■ PROBLEM DETAILS: Every entry below, from first to last, should be copied exactly.
* * * * * * *
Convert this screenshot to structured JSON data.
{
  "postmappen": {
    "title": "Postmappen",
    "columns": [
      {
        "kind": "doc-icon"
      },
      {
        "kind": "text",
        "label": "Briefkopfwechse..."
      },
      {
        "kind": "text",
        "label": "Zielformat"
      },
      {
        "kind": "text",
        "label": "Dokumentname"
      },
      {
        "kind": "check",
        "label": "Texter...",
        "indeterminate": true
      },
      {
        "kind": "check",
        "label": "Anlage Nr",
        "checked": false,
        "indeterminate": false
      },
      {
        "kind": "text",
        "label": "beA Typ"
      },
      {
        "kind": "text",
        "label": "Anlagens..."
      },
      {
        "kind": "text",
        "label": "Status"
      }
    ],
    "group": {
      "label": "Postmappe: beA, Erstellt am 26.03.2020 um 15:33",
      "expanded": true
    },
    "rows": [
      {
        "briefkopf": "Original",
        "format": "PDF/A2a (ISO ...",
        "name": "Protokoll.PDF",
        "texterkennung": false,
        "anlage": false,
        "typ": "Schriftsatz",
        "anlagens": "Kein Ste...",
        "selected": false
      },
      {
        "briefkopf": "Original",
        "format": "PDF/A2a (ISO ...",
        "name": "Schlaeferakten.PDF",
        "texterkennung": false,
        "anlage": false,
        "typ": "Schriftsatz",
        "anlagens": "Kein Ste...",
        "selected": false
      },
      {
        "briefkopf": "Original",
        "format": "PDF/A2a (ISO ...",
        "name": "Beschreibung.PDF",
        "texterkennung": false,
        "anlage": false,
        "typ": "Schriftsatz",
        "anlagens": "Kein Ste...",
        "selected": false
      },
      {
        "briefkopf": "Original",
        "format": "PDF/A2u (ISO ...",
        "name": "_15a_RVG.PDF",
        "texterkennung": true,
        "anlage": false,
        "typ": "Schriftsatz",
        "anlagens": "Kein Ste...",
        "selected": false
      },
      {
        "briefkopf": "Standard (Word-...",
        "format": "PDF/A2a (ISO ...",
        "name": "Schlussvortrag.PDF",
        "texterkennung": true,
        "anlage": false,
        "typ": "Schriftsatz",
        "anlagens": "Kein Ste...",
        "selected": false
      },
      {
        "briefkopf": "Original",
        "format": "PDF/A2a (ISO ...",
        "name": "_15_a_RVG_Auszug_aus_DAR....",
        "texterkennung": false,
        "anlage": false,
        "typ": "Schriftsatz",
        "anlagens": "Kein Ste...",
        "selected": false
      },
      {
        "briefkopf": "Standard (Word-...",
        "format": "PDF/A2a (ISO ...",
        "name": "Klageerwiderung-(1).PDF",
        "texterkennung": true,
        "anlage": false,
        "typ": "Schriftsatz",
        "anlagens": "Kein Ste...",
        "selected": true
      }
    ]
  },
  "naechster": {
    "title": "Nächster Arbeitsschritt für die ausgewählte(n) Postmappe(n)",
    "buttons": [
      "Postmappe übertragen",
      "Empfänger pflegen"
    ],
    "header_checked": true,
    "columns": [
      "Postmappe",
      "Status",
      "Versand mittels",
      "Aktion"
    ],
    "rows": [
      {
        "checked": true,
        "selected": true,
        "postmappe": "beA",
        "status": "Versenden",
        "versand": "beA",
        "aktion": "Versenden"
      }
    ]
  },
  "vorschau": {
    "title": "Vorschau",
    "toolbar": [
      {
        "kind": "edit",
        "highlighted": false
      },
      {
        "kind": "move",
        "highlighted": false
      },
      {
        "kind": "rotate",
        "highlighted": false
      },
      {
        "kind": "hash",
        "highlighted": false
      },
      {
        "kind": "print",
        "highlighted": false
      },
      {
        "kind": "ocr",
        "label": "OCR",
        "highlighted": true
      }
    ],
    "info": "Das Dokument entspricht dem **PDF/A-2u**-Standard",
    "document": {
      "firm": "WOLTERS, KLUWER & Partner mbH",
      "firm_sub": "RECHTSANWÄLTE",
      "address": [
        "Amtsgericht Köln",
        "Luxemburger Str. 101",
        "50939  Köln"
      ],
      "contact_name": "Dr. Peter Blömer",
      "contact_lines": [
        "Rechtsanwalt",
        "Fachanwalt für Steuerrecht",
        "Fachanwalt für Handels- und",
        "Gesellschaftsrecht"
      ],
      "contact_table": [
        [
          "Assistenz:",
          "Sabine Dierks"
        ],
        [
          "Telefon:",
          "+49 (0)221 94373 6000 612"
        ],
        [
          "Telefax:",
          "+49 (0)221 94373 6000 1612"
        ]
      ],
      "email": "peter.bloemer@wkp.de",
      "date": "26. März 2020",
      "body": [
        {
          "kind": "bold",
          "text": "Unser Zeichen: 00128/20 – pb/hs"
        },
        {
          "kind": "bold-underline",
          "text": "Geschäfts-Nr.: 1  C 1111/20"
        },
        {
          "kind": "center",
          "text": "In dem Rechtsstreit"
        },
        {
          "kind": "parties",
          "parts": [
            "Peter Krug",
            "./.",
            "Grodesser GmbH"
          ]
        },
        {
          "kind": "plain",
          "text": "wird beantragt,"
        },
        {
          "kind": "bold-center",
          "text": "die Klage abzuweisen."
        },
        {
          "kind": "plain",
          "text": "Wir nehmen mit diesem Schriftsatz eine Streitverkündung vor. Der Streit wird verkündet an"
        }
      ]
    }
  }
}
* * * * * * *
■ EXERCISE ANSWER:
Convert this screenshot to structured JSON data.
{
  "postmappen": {
    "title": "Postmappen",
    "columns": [
      {
        "kind": "doc-icon"
      },
      {
        "kind": "text",
        "label": "Briefkopfwechse..."
      },
      {
        "kind": "text",
        "label": "Zielformat"
      },
      {
        "kind": "text",
        "label": "Dokumentname"
      },
      {
        "kind": "check",
        "label": "Texter...",
        "indeterminate": true
      },
      {
        "kind": "check",
        "label": "Anlage Nr",
        "checked": false,
        "indeterminate": false
      },
      {
        "kind": "text",
        "label": "beA Typ"
      },
      {
        "kind": "text",
        "label": "Anlagens..."
      },
      {
        "kind": "text",
        "label": "Status"
      }
    ],
    "group": {
      "label": "Postmappe: beA, Erstellt am 26.03.2020 um 15:33",
      "expanded": true
    },
    "rows": [
      {
        "briefkopf": "Original",
        "format": "PDF/A2a (ISO ...",
        "name": "Protokoll.PDF",
        "texterkennung": false,
        "anlage": false,
        "typ": "Schriftsatz",
        "anlagens": "Kein Ste...",
        "selected": false
      },
      {
        "briefkopf": "Original",
        "format": "PDF/A2a (ISO ...",
        "name": "Schlaeferakten.PDF",
        "texterkennung": false,
        "anlage": false,
        "typ": "Schriftsatz",
        "anlagens": "Kein Ste...",
        "selected": false
      },
      {
        "briefkopf": "Original",
        "format": "PDF/A2a (ISO ...",
        "name": "Beschreibung.PDF",
        "texterkennung": false,
        "anlage": false,
        "typ": "Schriftsatz",
        "anlagens": "Kein Ste...",
        "selected": false
      },
      {
        "briefkopf": "Original",
        "format": "PDF/A2u (ISO ...",
        "name": "_15a_RVG.PDF",
        "texterkennung": true,
        "anlage": false,
        "typ": "Schriftsatz",
        "anlagens": "Kein Ste...",
        "selected": false
      },
      {
        "briefkopf": "Standard (Word-...",
        "format": "PDF/A2a (ISO ...",
        "name": "Schlussvortrag.PDF",
        "texterkennung": true,
        "anlage": false,
        "typ": "Schriftsatz",
        "anlagens": "Kein Ste...",
        "selected": false
      },
      {
        "briefkopf": "Original",
        "format": "PDF/A2a (ISO ...",
        "name": "_15_a_RVG_Auszug_aus_DAR....",
        "texterkennung": false,
        "anlage": false,
        "typ": "Schriftsatz",
        "anlagens": "Kein Ste...",
        "selected": false
      },
      {
        "briefkopf": "Standard (Word-...",
        "format": "PDF/A2a (ISO ...",
        "name": "Klageerwiderung-(1).PDF",
        "texterkennung": true,
        "anlage": false,
        "typ": "Schriftsatz",
        "anlagens": "Kein Ste...",
        "selected": true
      }
    ]
  },
  "naechster": {
    "title": "Nächster Arbeitsschritt für die ausgewählte(n) Postmappe(n)",
    "buttons": [
      "Postmappe übertragen",
      "Empfänger pflegen"
    ],
    "header_checked": true,
    "columns": [
      "Postmappe",
      "Status",
      "Versand mittels",
      "Aktion"
    ],
    "rows": [
      {
        "checked": true,
        "selected": true,
        "postmappe": "beA",
        "status": "Versenden",
        "versand": "beA",
        "aktion": "Versenden"
      }
    ]
  },
  "vorschau": {
    "title": "Vorschau",
    "toolbar": [
      {
        "kind": "edit",
        "highlighted": false
      },
      {
        "kind": "move",
        "highlighted": false
      },
      {
        "kind": "rotate",
        "highlighted": false
      },
      {
        "kind": "hash",
        "highlighted": false
      },
      {
        "kind": "print",
        "highlighted": false
      },
      {
        "kind": "ocr",
        "label": "OCR",
        "highlighted": true
      }
    ],
    "info": "Das Dokument entspricht dem **PDF/A-2u**-Standard",
    "document": {
      "firm": "WOLTERS, KLUWER & Partner mbH",
      "firm_sub": "RECHTSANWÄLTE",
      "address": [
        "Amtsgericht Köln",
        "Luxemburger Str. 101",
        "50939  Köln"
      ],
      "contact_name": "Dr. Peter Blömer",
      "contact_lines": [
        "Rechtsanwalt",
        "Fachanwalt für Steuerrecht",
        "Fachanwalt für Handels- und",
        "Gesellschaftsrecht"
      ],
      "contact_table": [
        [
          "Assistenz:",
          "Sabine Dierks"
        ],
        [
          "Telefon:",
          "+49 (0)221 94373 6000 612"
        ],
        [
          "Telefax:",
          "+49 (0)221 94373 6000 1612"
        ]
      ],
      "email": "peter.bloemer@wkp.de",
      "date": "26. März 2020",
      "body": [
        {
          "kind": "bold",
          "text": "Unser Zeichen: 00128/20 – pb/hs"
        },
        {
          "kind": "bold-underline",
          "text": "Geschäfts-Nr.: 1  C 1111/20"
        },
        {
          "kind": "center",
          "text": "In dem Rechtsstreit"
        },
        {
          "kind": "parties",
          "parts": [
            "Peter Krug",
            "./.",
            "Grodesser GmbH"
          ]
        },
        {
          "kind": "plain",
          "text": "wird beantragt,"
        },
        {
          "kind": "bold-center",
          "text": "die Klage abzuweisen."
        },
        {
          "kind": "plain",
          "text": "Wir nehmen mit diesem Schriftsatz eine Streitverkündung vor. Der Streit wird verkündet an"
        }
      ]
    }
  }
}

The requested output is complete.